__EXERCISE GOAL__. Please repeat exactly the lines from the one containing "Serialize everything readable" through the last line of the records below, both included, and leave out any pictures.

__MATERIAL PROVIDED__.
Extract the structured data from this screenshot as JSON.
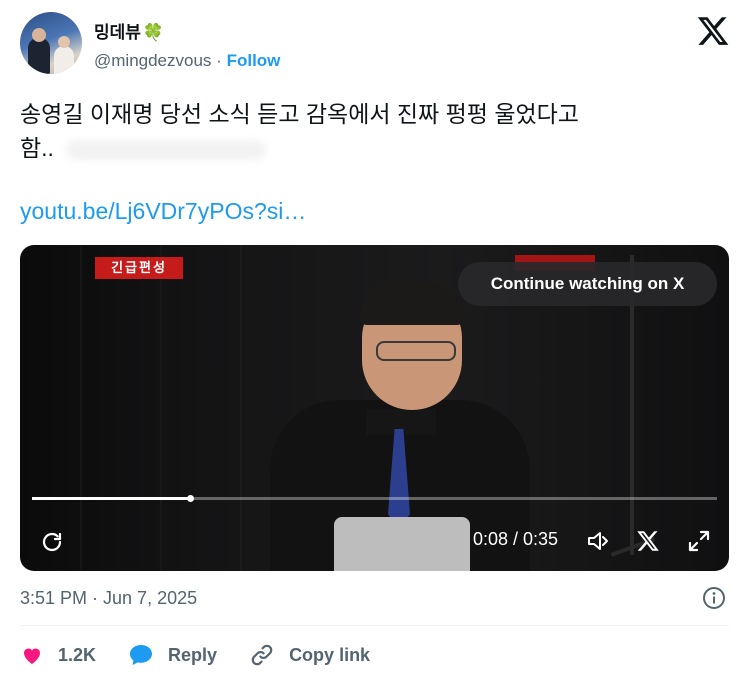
{
  "user": {
    "display_name": "밍데뷰",
    "emoji": "🍀",
    "handle": "@mingdezvous",
    "separator": "·",
    "follow_label": "Follow"
  },
  "tweet": {
    "text_line1": "송영길 이재명 당선 소식 듣고 감옥에서 진짜 펑펑 울었다고",
    "text_line2": "함..",
    "link": "youtu.be/Lj6VDr7yPOs?si…"
  },
  "video": {
    "badge": "긴급편성",
    "cta": "Continue watching on X",
    "time": "0:08 / 0:35",
    "progress": 0.23
  },
  "meta": {
    "timestamp": "3:51 PM · Jun 7, 2025"
  },
  "actions": {
    "likes": "1.2K",
    "reply_label": "Reply",
    "copy_label": "Copy link"
  },
  "colors": {
    "accent": "#1d9bf0",
    "like": "#f91880",
    "muted": "#536471"
  }
}
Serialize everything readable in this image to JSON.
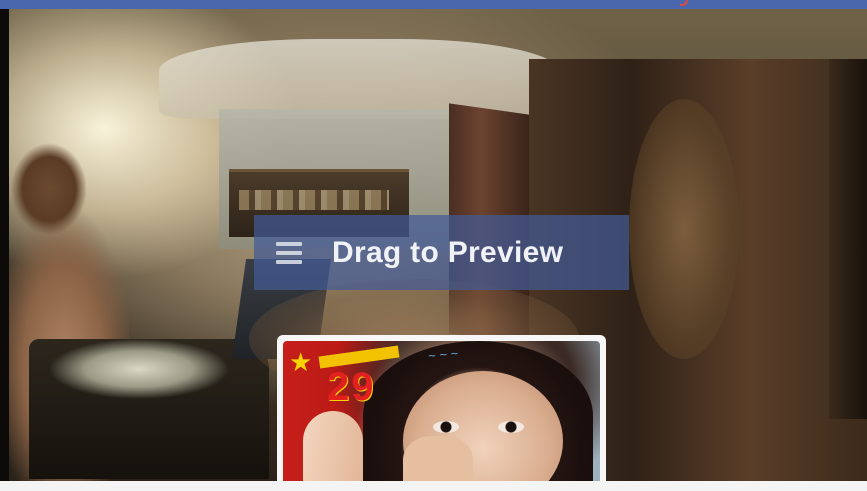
{
  "overlay": {
    "drag_label": "Drag to Preview",
    "drag_icon": "drag-handle-icon"
  },
  "preview_thumbnail": {
    "caption_number": "29",
    "flag_icon": "star-icon"
  },
  "colors": {
    "top_bar": "#4a67ad",
    "overlay_background": "#425a96",
    "overlay_text": "#f0f2f7",
    "thumbnail_frame": "#f7f7f7"
  }
}
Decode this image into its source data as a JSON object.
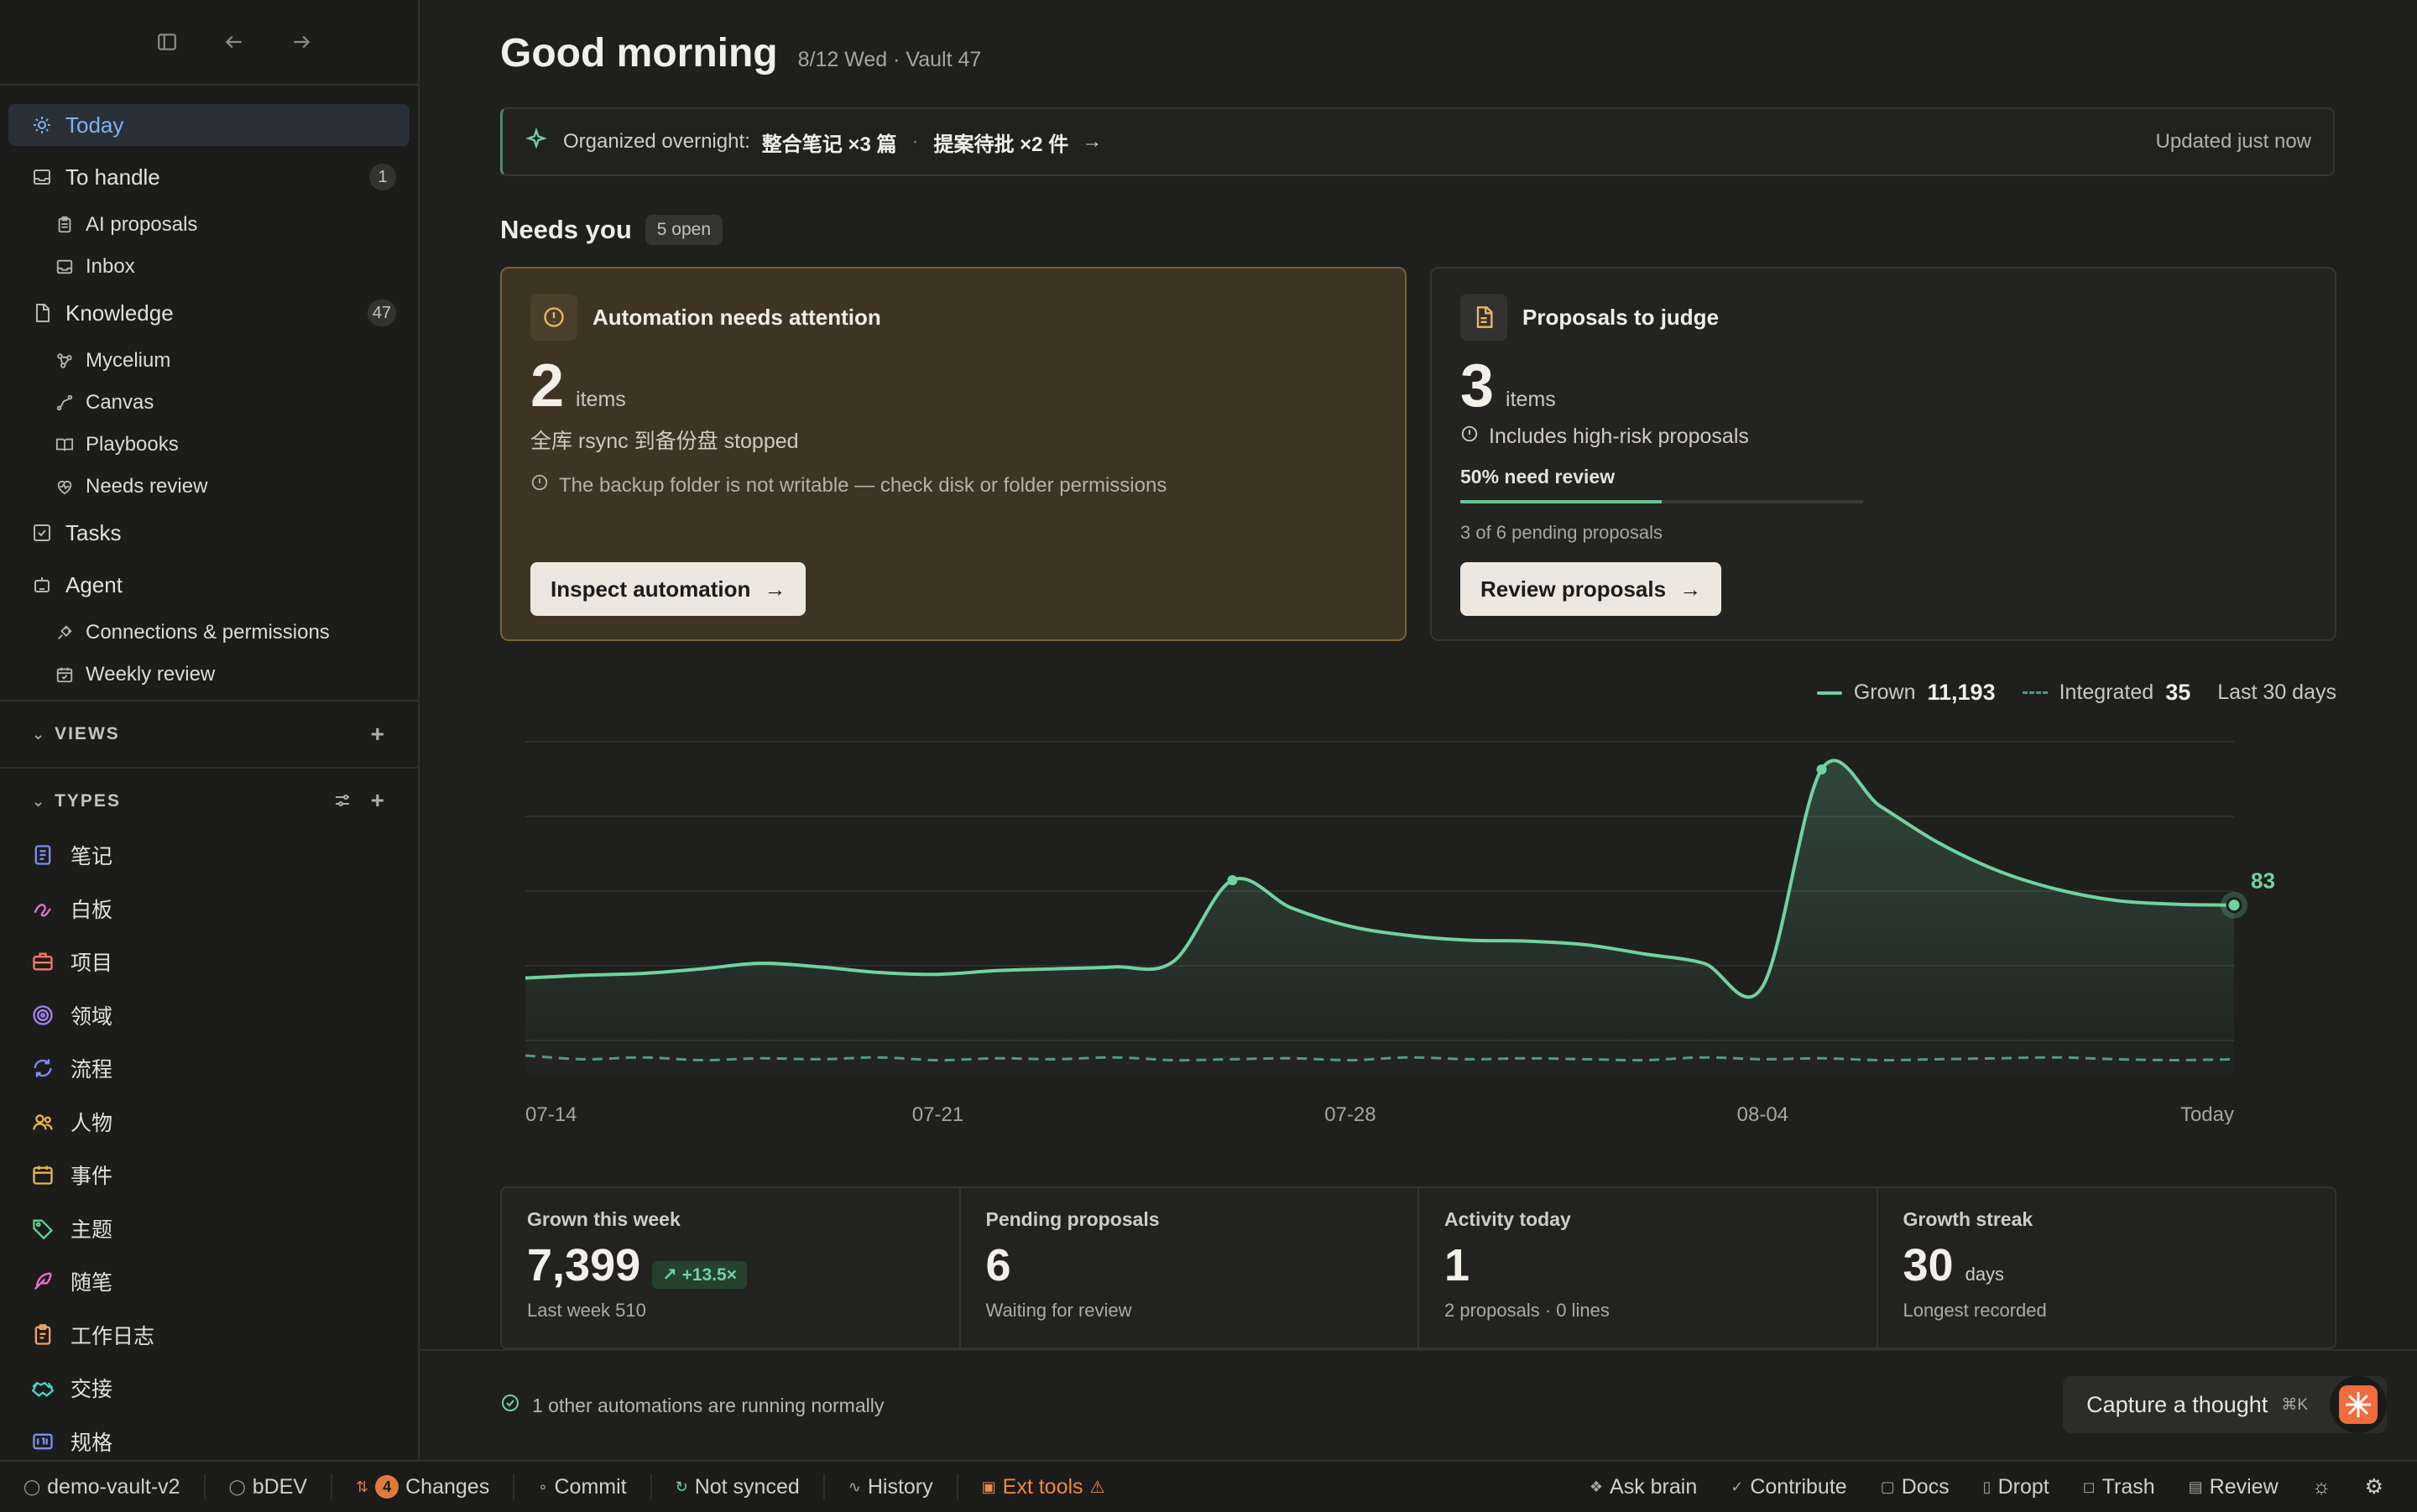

__SOLUTION TO THIS PROBLEM__.
Serialize everything readable in this image to JSON.
{
  "overlay": {
    "drag_label": "Drag to Preview",
    "drag_icon": "drag-handle-icon"
  },
  "preview_thumbnail": {
    "caption_number": "29",
    "flag_icon": "star-icon"
  },
  "colors": {
    "top_bar": "#4a67ad",
    "overlay_background": "#425a96",
    "overlay_text": "#f0f2f7",
    "thumbnail_frame": "#f7f7f7"
  }
}
Decode this image into its source data as a JSON object.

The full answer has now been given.